"While wireless carriers are always concerned about tower safety, PCIA has asserted itself as the voice of the tower industry and tower-related questions should be referred to them," said Travis Larson, a spokesman for the Cellular Telecommunications & Internet Association, a trade group with a nearly $40  million budget.

But PCIA, which lost out to CTIA in the battle over wireless carrier representation, does not promote tower safety as an association. Indeed, PCIA has adopted a position at odds with the big tent approach sought by NATE and OSHA. "PCIA members-from very large to very small companies-have decided to manage safety issues on a company-by-company
basis," stated PCIA. "This allows them to more effectively address the specific safety needs inherent in their own business considerations. They work with OSHA and other labor authorities to provide a safe workplace for their staff and contractors."

Informant: Janet Newton at EMRNetwork

Citizens' Initiative Omega
If you want our (normally daily) Newsletter in German, sometimes partially in English, please go to

Note: Citizens' Initiative Omega works on non-profit base. Our messages are the result of many hours of daily research, roundup and editing. If you would like to support our activity for people around the world with a donation or an aid fund unique or on regular base, you can do it here https://www.paypal.com/xclick/business=Star.Mail%40t- online.de&return=http%3A//www.grn.es/electropolucio/00omega.htm&no_note=1&tax=0&currency_code=USD

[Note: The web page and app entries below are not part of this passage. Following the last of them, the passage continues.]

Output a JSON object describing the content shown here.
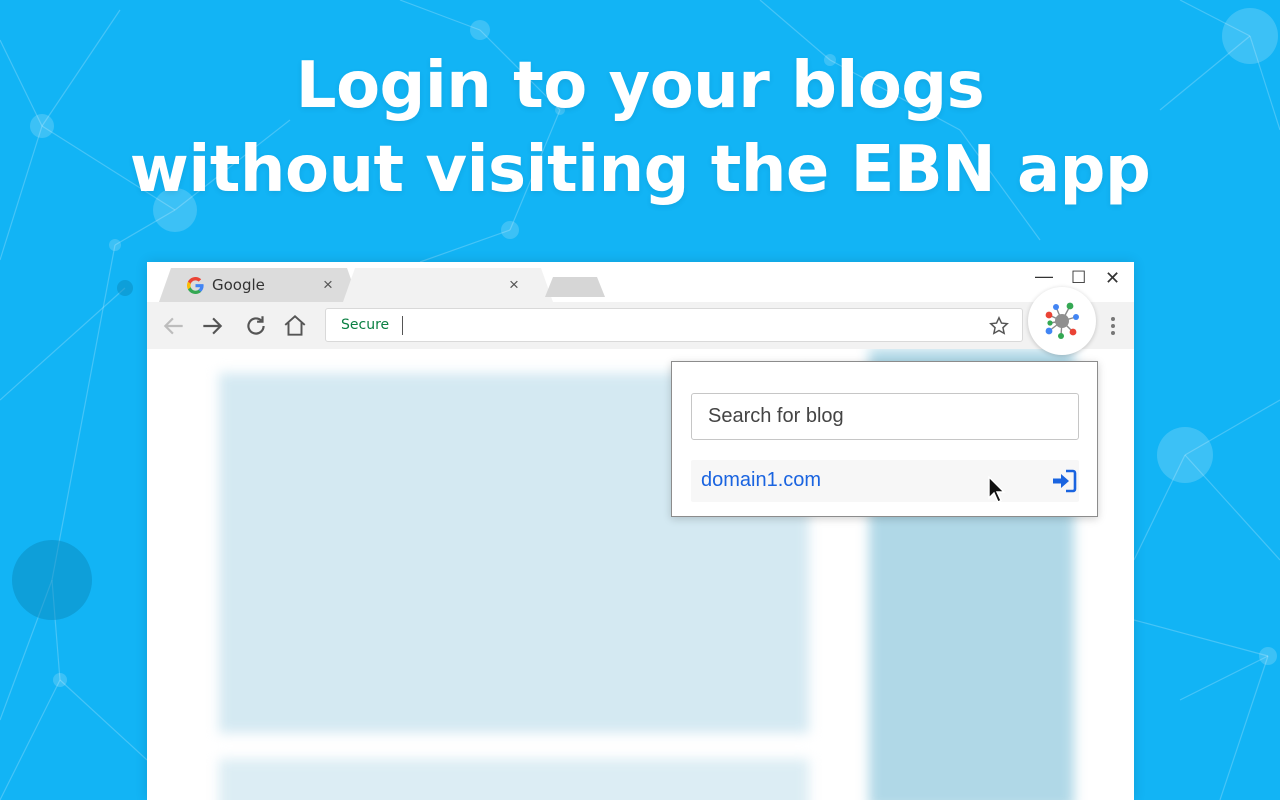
{
  "headline": {
    "line1": "Login to your blogs",
    "line2": "without visiting the EBN app"
  },
  "colors": {
    "background": "#12b4f5",
    "accent_blue": "#1a64e0",
    "secure_green": "#0b8043"
  },
  "browser": {
    "tabs": [
      {
        "title": "Google",
        "icon": "google-g-icon",
        "close": "×"
      },
      {
        "title": "",
        "close": "×"
      }
    ],
    "window_controls": {
      "minimize": "—",
      "maximize": "☐",
      "close": "✕"
    },
    "toolbar": {
      "back_icon": "arrow-left-icon",
      "forward_icon": "arrow-right-icon",
      "reload_icon": "reload-icon",
      "home_icon": "home-icon",
      "secure_label": "Secure",
      "bookmark_icon": "star-icon",
      "menu_icon": "kebab-menu-icon",
      "extension_icon": "ebn-extension-icon"
    }
  },
  "popup": {
    "search": {
      "placeholder": "Search for blog",
      "value": ""
    },
    "blogs": [
      {
        "domain": "domain1.com",
        "action_icon": "sign-in-icon"
      }
    ]
  }
}
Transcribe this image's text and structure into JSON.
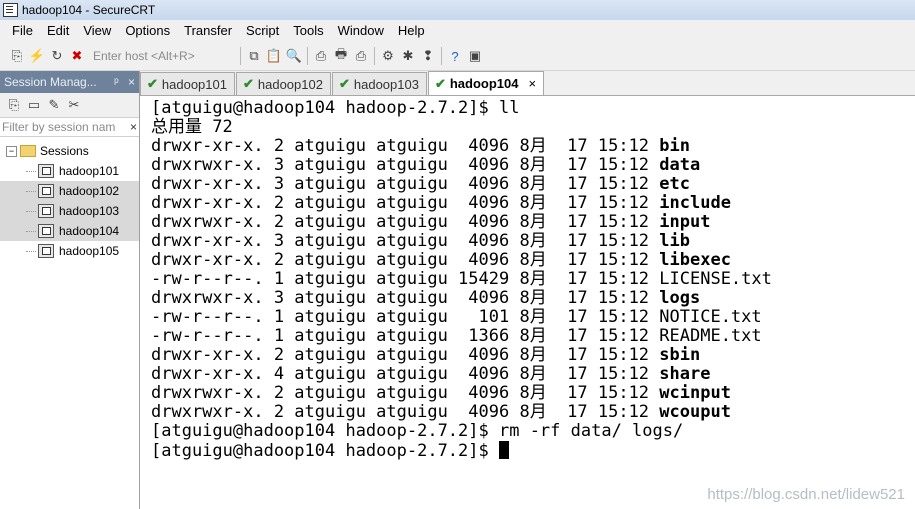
{
  "window": {
    "title": "hadoop104 - SecureCRT"
  },
  "menu": {
    "items": [
      "File",
      "Edit",
      "View",
      "Options",
      "Transfer",
      "Script",
      "Tools",
      "Window",
      "Help"
    ]
  },
  "toolbar": {
    "host_placeholder": "Enter host <Alt+R>"
  },
  "sidebar": {
    "title": "Session Manag...",
    "pin": "ᵖ",
    "close": "×",
    "filter_placeholder": "Filter by session nam",
    "filter_clear": "×",
    "root": {
      "expander": "−",
      "label": "Sessions"
    },
    "sessions": [
      "hadoop101",
      "hadoop102",
      "hadoop103",
      "hadoop104",
      "hadoop105"
    ]
  },
  "tabs": [
    {
      "label": "hadoop101",
      "active": false
    },
    {
      "label": "hadoop102",
      "active": false
    },
    {
      "label": "hadoop103",
      "active": false
    },
    {
      "label": "hadoop104",
      "active": true
    }
  ],
  "tab_close": "×",
  "terminal": {
    "lines": [
      {
        "text": "[atguigu@hadoop104 hadoop-2.7.2]$ ll"
      },
      {
        "text": "总用量 72"
      },
      {
        "text": "drwxr-xr-x. 2 atguigu atguigu  4096 8月  17 15:12 ",
        "name": "bin",
        "bold": true
      },
      {
        "text": "drwxrwxr-x. 3 atguigu atguigu  4096 8月  17 15:12 ",
        "name": "data",
        "bold": true
      },
      {
        "text": "drwxr-xr-x. 3 atguigu atguigu  4096 8月  17 15:12 ",
        "name": "etc",
        "bold": true
      },
      {
        "text": "drwxr-xr-x. 2 atguigu atguigu  4096 8月  17 15:12 ",
        "name": "include",
        "bold": true
      },
      {
        "text": "drwxrwxr-x. 2 atguigu atguigu  4096 8月  17 15:12 ",
        "name": "input",
        "bold": true
      },
      {
        "text": "drwxr-xr-x. 3 atguigu atguigu  4096 8月  17 15:12 ",
        "name": "lib",
        "bold": true
      },
      {
        "text": "drwxr-xr-x. 2 atguigu atguigu  4096 8月  17 15:12 ",
        "name": "libexec",
        "bold": true
      },
      {
        "text": "-rw-r--r--. 1 atguigu atguigu 15429 8月  17 15:12 ",
        "name": "LICENSE.txt",
        "bold": false
      },
      {
        "text": "drwxrwxr-x. 3 atguigu atguigu  4096 8月  17 15:12 ",
        "name": "logs",
        "bold": true
      },
      {
        "text": "-rw-r--r--. 1 atguigu atguigu   101 8月  17 15:12 ",
        "name": "NOTICE.txt",
        "bold": false
      },
      {
        "text": "-rw-r--r--. 1 atguigu atguigu  1366 8月  17 15:12 ",
        "name": "README.txt",
        "bold": false
      },
      {
        "text": "drwxr-xr-x. 2 atguigu atguigu  4096 8月  17 15:12 ",
        "name": "sbin",
        "bold": true
      },
      {
        "text": "drwxr-xr-x. 4 atguigu atguigu  4096 8月  17 15:12 ",
        "name": "share",
        "bold": true
      },
      {
        "text": "drwxrwxr-x. 2 atguigu atguigu  4096 8月  17 15:12 ",
        "name": "wcinput",
        "bold": true
      },
      {
        "text": "drwxrwxr-x. 2 atguigu atguigu  4096 8月  17 15:12 ",
        "name": "wcouput",
        "bold": true
      },
      {
        "text": "[atguigu@hadoop104 hadoop-2.7.2]$ rm -rf data/ logs/"
      },
      {
        "text": "[atguigu@hadoop104 hadoop-2.7.2]$ ",
        "cursor": true
      }
    ]
  },
  "watermark": "https://blog.csdn.net/lidew521"
}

If you have informations which you would like to share with your friends and colleges around the world and which are from common interest, please send us this informations, we will send them out. Thank you.

Disclaimer:  The informations contained in our EMF-Omega-News are derived from sources, which we believe to be accurate but is not guaranteed.

Citizens' Initiative Omega is not responsible for any errors or omissions and disclaims any liability incurred as a consequence of any of the contents of this resources.